Sens. John McCain (R-Ariz.) and Joe Lieberman (I-Conn.) have introduced a long-awaited bill that will allocate a valuable chunk of airwaves to public-safety agencies for the creation of a nationwide public-safety network.
The Broadband for First Responders Act of 2011 would also provide up to $5.5 billion in funding to build the network, a key concern for rural areas that will rely on federal funding to ensure the network reaches their way. Another $5.5 billion is provided for long-term maintenance. Estimates about the network's cost have generally been about $12 billion.
The bill would auction spectrum as a way to raise revenue for the network. Leftover cash would go to deficit reduction.
“As it stands now, the mobile device the average teenager carries has more capability than those of the men and women who put their lives on the line for us each and every day — and that’s just wrong,” Lieberman said. “Public-safety communicates on slices of scattered spectrum that prevent interoperable communications among agencies and jurisdictions and that do not allow the large data transmissions that we take for granted in today’s commercial communications.
“We have slightly more than 100 days until the 10-year anniversary of the horrific events of 9/11. I hope over the next 100 days the Senate majority leader will consider bringing this bill to the floor for full consideration and that at that time, my colleagues will join me and Sen, Lieberman in providing public safety with the interoperable communications network they deserve,” said McCain. “It is the least we can do for those who put their lives in danger each and every day to protect all of us.”

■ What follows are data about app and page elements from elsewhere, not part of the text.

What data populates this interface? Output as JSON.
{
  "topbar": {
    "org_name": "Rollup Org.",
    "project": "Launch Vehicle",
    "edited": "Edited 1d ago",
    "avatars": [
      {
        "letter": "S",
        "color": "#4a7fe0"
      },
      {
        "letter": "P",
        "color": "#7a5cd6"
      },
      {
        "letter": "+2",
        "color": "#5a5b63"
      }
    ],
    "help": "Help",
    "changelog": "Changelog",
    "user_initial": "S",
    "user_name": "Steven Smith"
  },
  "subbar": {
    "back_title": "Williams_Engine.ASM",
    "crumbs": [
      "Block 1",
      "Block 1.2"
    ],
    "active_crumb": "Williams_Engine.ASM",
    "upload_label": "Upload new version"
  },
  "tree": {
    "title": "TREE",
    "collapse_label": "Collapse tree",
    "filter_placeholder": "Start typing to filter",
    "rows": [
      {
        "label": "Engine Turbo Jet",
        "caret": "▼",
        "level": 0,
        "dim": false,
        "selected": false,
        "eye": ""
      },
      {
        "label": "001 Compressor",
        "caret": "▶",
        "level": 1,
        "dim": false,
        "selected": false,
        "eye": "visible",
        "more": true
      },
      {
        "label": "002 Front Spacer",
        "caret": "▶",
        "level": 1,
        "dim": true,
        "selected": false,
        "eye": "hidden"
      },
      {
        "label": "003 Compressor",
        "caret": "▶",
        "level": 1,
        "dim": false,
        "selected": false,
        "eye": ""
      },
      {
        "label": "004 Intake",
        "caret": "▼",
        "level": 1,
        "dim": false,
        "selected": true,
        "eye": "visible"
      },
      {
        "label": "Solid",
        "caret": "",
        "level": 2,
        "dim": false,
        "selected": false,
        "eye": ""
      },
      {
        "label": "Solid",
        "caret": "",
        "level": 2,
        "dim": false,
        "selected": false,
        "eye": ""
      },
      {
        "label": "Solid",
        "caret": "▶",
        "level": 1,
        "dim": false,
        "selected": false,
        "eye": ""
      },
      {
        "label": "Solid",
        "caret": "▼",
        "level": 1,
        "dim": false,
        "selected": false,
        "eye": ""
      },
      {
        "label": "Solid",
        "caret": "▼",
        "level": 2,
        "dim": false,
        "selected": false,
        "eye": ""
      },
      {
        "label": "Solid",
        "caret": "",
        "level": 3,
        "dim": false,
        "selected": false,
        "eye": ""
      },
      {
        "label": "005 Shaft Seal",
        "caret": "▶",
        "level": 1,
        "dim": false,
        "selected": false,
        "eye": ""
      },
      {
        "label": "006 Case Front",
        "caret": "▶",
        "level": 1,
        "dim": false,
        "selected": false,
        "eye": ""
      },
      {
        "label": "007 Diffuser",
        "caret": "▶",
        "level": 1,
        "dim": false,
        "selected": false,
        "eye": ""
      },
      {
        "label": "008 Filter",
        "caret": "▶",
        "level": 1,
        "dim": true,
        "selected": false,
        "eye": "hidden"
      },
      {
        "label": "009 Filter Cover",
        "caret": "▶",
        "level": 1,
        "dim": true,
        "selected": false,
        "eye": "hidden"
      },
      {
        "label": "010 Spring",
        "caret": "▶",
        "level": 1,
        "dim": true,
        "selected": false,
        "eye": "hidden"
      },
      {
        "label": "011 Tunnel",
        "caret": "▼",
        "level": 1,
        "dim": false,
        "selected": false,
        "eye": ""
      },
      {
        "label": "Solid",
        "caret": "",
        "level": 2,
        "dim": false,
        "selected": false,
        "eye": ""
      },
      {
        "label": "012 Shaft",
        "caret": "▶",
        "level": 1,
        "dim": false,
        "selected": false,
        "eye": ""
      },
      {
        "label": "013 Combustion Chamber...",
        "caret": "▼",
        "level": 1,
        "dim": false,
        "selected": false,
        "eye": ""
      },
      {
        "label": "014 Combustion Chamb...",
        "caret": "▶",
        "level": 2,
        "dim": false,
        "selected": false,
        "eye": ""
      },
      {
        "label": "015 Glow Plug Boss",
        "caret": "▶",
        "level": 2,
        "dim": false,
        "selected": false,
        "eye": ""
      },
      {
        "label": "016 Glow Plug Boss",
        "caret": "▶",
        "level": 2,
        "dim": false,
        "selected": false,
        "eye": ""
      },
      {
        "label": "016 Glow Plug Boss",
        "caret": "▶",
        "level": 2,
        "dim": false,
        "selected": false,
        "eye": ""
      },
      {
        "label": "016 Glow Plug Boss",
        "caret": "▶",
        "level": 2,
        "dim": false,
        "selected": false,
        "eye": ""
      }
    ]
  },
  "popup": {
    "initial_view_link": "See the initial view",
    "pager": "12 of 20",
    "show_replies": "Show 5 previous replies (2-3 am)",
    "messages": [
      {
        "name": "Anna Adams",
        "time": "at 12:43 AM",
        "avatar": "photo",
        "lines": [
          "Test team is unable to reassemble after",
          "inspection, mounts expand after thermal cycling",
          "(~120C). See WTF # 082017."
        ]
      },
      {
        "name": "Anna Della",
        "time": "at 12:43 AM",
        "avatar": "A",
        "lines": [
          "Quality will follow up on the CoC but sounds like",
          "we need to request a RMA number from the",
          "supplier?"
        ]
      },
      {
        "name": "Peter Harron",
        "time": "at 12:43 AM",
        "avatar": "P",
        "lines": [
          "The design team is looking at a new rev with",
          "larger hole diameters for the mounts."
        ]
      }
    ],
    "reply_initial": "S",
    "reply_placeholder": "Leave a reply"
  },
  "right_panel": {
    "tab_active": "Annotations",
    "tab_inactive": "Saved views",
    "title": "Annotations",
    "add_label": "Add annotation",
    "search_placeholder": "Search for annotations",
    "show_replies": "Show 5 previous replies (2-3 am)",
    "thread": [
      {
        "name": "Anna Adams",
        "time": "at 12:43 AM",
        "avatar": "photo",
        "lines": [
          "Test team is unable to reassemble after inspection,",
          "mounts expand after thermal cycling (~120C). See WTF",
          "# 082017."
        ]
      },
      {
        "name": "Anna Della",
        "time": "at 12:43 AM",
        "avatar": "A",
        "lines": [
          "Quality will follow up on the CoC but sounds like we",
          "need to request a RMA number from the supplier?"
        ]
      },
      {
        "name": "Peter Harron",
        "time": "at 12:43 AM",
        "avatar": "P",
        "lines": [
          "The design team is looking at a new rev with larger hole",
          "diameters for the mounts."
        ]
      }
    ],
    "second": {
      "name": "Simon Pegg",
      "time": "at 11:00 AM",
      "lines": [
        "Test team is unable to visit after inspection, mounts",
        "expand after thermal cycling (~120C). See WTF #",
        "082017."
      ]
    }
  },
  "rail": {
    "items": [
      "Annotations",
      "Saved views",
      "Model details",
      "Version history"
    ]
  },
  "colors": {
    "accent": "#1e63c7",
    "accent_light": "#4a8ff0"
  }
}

Senate Commerce Chairman Jay Rockefeller (D-W.Va) is working on a similar plan, while House Energy and Commerce Republicans are exploring less-costly options.